13 Old-Fashioned Cereals That Are Older Than You Think
If you grew up grabbing a bowl of cereal before running to catch the bus to school, you're not alone. America's favorite easy morning meal since the early 1900s—yes, that long ago!—Post Grape-Nuts, created in 1897, was one of the first mass-produced cereals that is still made today.
Surprised? You might want to take a seat and read on to find out how many other of your cereal favorites have been in production for decades, and some for more than a century. Guess they know if a cereal recipe isn't broken, there's no need to fix it!

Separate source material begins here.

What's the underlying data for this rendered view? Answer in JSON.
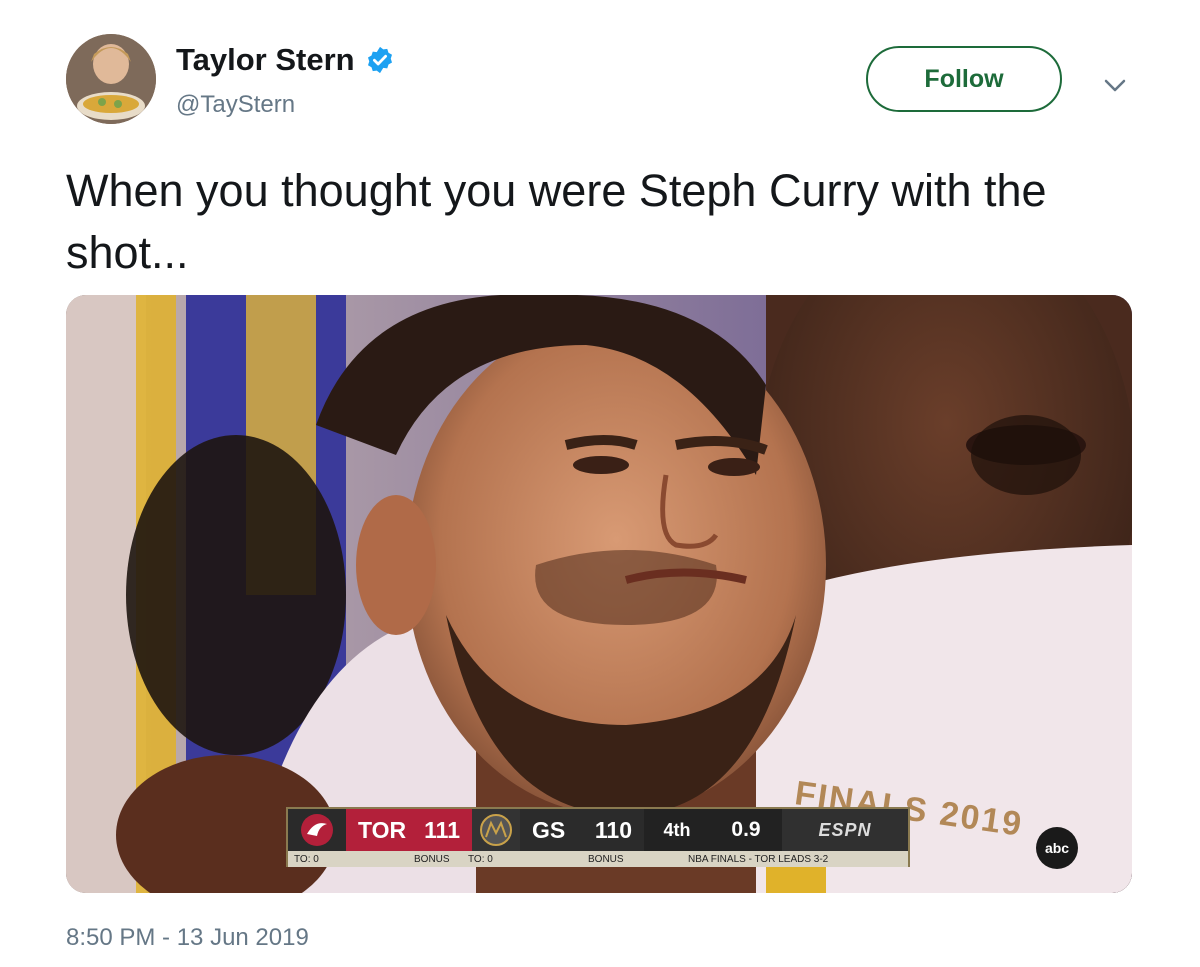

Corn Flakes: 1898
Created by the brothers who founded Kellogg's, this crunchy favorite first hit grocery store shelves in 1898 as Sanitas Toasted Corn Flakes. But according to Wikipedia, the cereal has a fascinating origin story: Originally made from wheat, it was created specifically for patients at the Battle Creek Sanitarium, where both Kellogg brothers worked. The patients must have approved, because soon the Kelloggs were producing Corn Flakes for the masses.
Wheaties was created at Washburn Crosby Company in 1921 as a result of an accidental spill of a wheat bran mixture into a hot stove, which crackled and sizzled into a crisp flake. Eventually purchased by General Mills, the company put the first woman on a cereal box—aviator Elinor Smith—in 1934.
Rice Krispies: 1928
Marketed as the "talking cereal," due to the famous "snap, crackle, and pop" sound that the mixture makes when combined with milk, Rice Krispies first hit stores in 1928. Fun fact: in 1963 the Rolling Stones were featured in a TV ad for Rice Krispies, which you can still watch on YouTube.
There is perhaps no brand more synonymous with American breakfast cereal than Cheerios. Created way back in 1941, Cheerios was the first oat-based ready-to-eat cereal. Originally named Cheerioats, the name was changed in 1944 and the rest is history.
Frosted Flakes: 1952
One of the first cereals to make its debut with a cartoon character, Frosted Flakes hit the market in 1952. As Tony the Tiger has reminded us ever since, "They're gr-r-reat!"
This beloved General Mills cereal has the dubious distinction of being the first fruit-flavored cereal on grocery store shelves. The first version, which debuted in 1954, was flavored red raspberry, orange orange, and lemony yellow.
Special K: 1955
Like us, you may have thought this cereal hit shelves in the early 2000s (remember the Special K diet?), but it's actually been around since 1955 and was the first cereal fortified with vitamins and iron.
Cocoa Puffs: 1956
Another cereal we thought debuted more recently, Cocoa Puffs' chocolate-flavored puffed rice and oat concoction introduced dessert flavors to American breakfast cereal back in 1956. And honestly what kid wouldn't go "cuckoo" for a breakfast treat that turns regular milk into chocolate milk?
Fruit Loops: 1963
Kellogg's brought Froot Loops to market in 1963. Originally, there were only red, orange, and yellow loops, but green, blue and purple were added in the 1990s. Fun fact, Mel Blanc, the voice of Toucan Sam, was also the voice behind Bugs Bunny, Daffy Duck, Foghorn Leghorn, and Barney Rubble.
Cap'n Crunch: 1963
According to some reports, Cap'n Crunch was created in response to market research that revealed kids under 10 preferred crunchy foods to soggy foods, and it was introduced to the breakfast table in 1963. Wikipedia states that the original formula was developed by recipe flavorist Pamela Low, and was inspired by a dish her grandmother made that featured brown sugar and butter served over rice. Low reportedly also helped develop the flavors for Almond Joy, Mounds and other candy bars.
Lucky Charms: 1964
In 1964, this cereal hit the shelves with a huge innovation for the time—tiny marshmallows. Who could forget the days of eating just the pink hearts, yellow moons, orange stars, and green clovers and leaving the oats to dissolve into a sugary soup?
This honey-flavored corn cereal known for its honeycomb shape was introduced in 1965. If you grew up in the '70s or '80s, you may remember the ads for the cereal from the "Honeycomb Hideout," where kids gathered to eat Honeycomb for some reason that we assume made sense at the time.
Apple Jacks: 1965
Hitting shelves in 1965, this Kellogg's classic was called Apple Os until 1971, when the name was changed for marketing reasons. Apple Jacks was invented by William Thilly, who was studying at MIT when he was hired by Kellogg's as a research assistant.